Under Florida traffic laws, you may receive a Jacksonville traffic ticket for a variety of Florida traffic violations. The most common Jacksonville traffic citation is a Florida speeding ticket. A Florida speeding ticket is a civil traffic citation. Other common Jacksonville traffic tickets that are civil infractions are Jacksonville careless driving, failure to yield to on coming traffic, failure to obey traffic signals (such as running a stop sign or running a red light), or Jacksonville driving on a suspended license without knowledge. You can also receive a Jacksonville traffic ticket for a Florida criminal traffic charge. Common Jacksonville traffic tickets for criminal traffic violations are Jacksonville reckless driving, Jacksonville leaving the scene of an accident, and Jacksonville driving on a suspended license with knowledge. Jacksonville driving under the influence is a criminal traffic infraction, but a Jacksonville DUI usually results in a Florida DUI arrest instead of only a ticket. If you are charged with Jacksonville driving on a suspended license as a Florida habitual traffic offender, this is a felony criminal traffic charge that will also result in an arrest.
You may also get a Florida ticket for flashing your lights, which is a civil traffic ticket in Jacksonville. Most people have flashed their lights in Jacksonville before. Drivers flash their lights by going from a low beam to a high beam. Usually, a Florida driver does this to let others drivers know something. For example, if a good Florida driver sees a car stuck on the side of the road, he may flash his lights in Jacksonville to inform the oncoming vehicle that there is a dangerous situation. This may protect people in the disabled vehicle and people in the oncoming vehicle, and could prevent a traffic crash in Jacksonville, Florida. When I was a child, my mother would flash her lights at other cars when she saw a dog near the road to get the other vehicles to slow down.
A Florida driver can get a Jacksonville traffic ticket for flashing their lights or high beams at other cars. The Jacksonville Sheriff’s Office may write a ticket under Florida Statute 316.2937(7) which states that “flashing lights are prohibited on vehicles except as a means of indicating a right or left turn, to change lanes, or to indicate that the vehicle is lawfully stopped or disabled upon the highway or except that the lamps authorized are… permitted to flash.” This Florida law was not meant to prohibit flashing your high beams at all. In fact, the handbook issued by the Florida Department of Highway Safety and Motor Vehicles recommends that a Florida driver flash his lights at an oncoming vehicle if the other vehicle has their high beams on while driving in Jacksonville. In State v. Cason, a Florida court ruled that Florida Statute Section 316.2397(7) does not prohibit a driver from flashing his high beams or turning his lights on and off. The Florida court found that it did not matter that the driver was doing so with the intent to warn other drivers of a police officer with a radar device.

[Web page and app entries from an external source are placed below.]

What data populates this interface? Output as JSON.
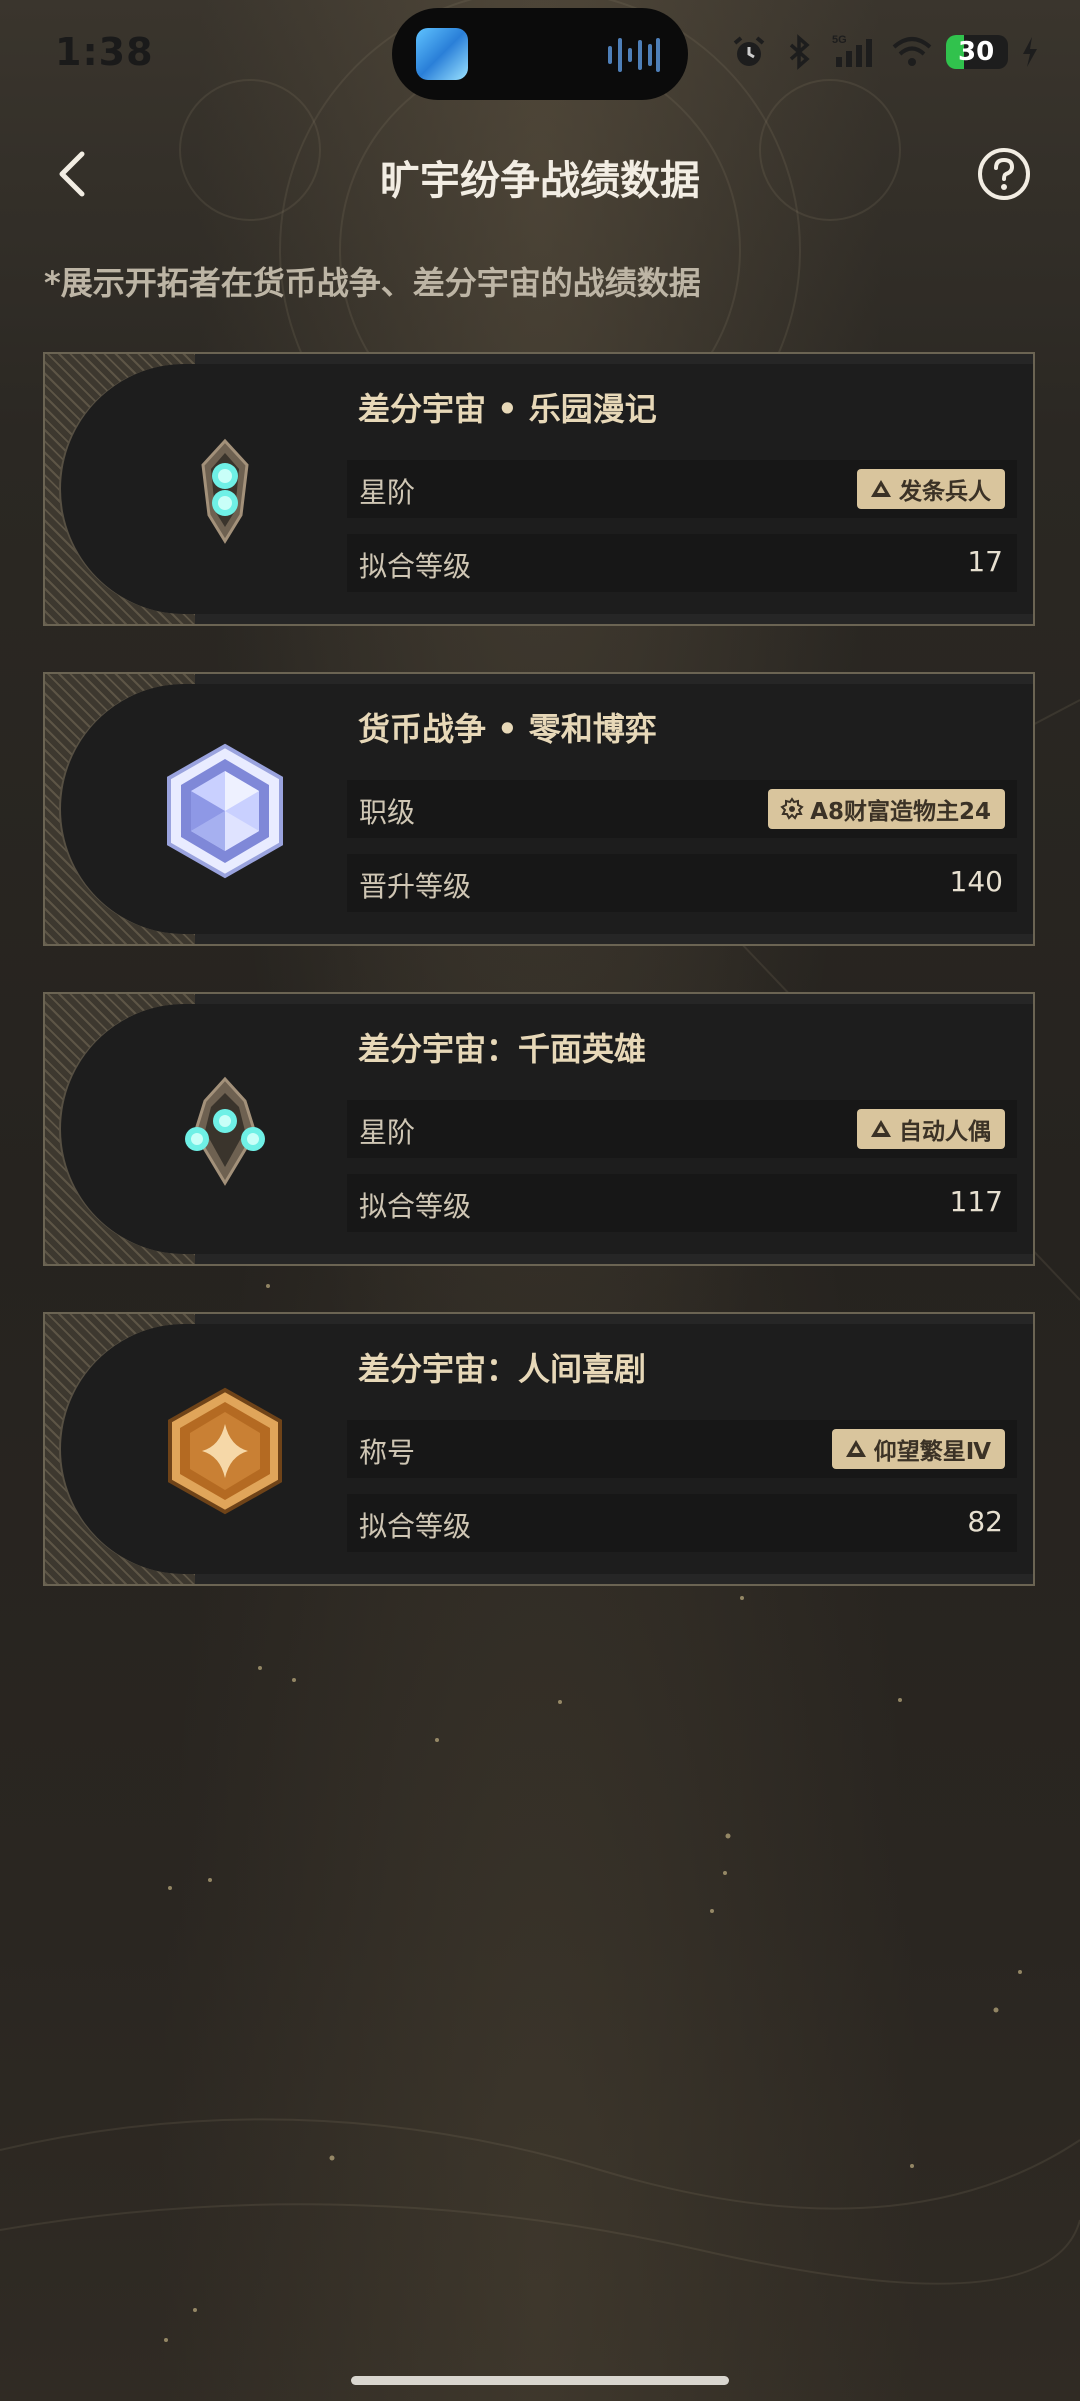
{
  "status_bar": {
    "time": "1:38",
    "network": "5G",
    "battery_level": "30",
    "icons": [
      "alarm-icon",
      "bluetooth-icon",
      "signal-icon",
      "wifi-icon",
      "battery-icon",
      "charging-icon"
    ]
  },
  "header": {
    "title": "旷宇纷争战绩数据",
    "back_icon": "chevron-left-icon",
    "help_icon": "question-icon"
  },
  "subtitle": "*展示开拓者在货币战争、差分宇宙的战绩数据",
  "cards": [
    {
      "title": "差分宇宙 • 乐园漫记",
      "badge_icon": "twin-orb-emblem-icon",
      "row1_label": "星阶",
      "row1_tag": "发条兵人",
      "row1_tag_icon": "rank-peak-icon",
      "row2_label": "拟合等级",
      "row2_value": "17"
    },
    {
      "title": "货币战争 • 零和博弈",
      "badge_icon": "crystal-hexagon-icon",
      "row1_label": "职级",
      "row1_tag": "A8财富造物主24",
      "row1_tag_icon": "rank-gear-icon",
      "row2_label": "晋升等级",
      "row2_value": "140"
    },
    {
      "title": "差分宇宙：千面英雄",
      "badge_icon": "triple-orb-emblem-icon",
      "row1_label": "星阶",
      "row1_tag": "自动人偶",
      "row1_tag_icon": "rank-peak-icon",
      "row2_label": "拟合等级",
      "row2_value": "117"
    },
    {
      "title": "差分宇宙：人间喜剧",
      "badge_icon": "bronze-hexagon-icon",
      "row1_label": "称号",
      "row1_tag": "仰望繁星Ⅳ",
      "row1_tag_icon": "rank-peak-icon",
      "row2_label": "拟合等级",
      "row2_value": "82"
    }
  ],
  "colors": {
    "accent_gold": "#d9c59d",
    "title_gold": "#e7d8b8",
    "orb_cyan": "#6ff0e6",
    "bronze": "#c8802f",
    "battery_green": "#31c24d"
  }
}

If you receive a Florida speeding ticket or Jacksonville traffic citation, talk to a Florida ticket lawyer about your Jacksonville traffic ticket. This also means that if you are pulled over for flashing your lights in Jacksonville and arrested for another Florida crime, such as Jacksonville possession of marijuana or Jacksonville possession of cocaine, you may be able to file a motion to suppress based on an unlawful stop. Talk to a Jacksonville criminal lawyer about your Florida criminal case. Call a lawyer in Jacksonville at 20 Miles Law.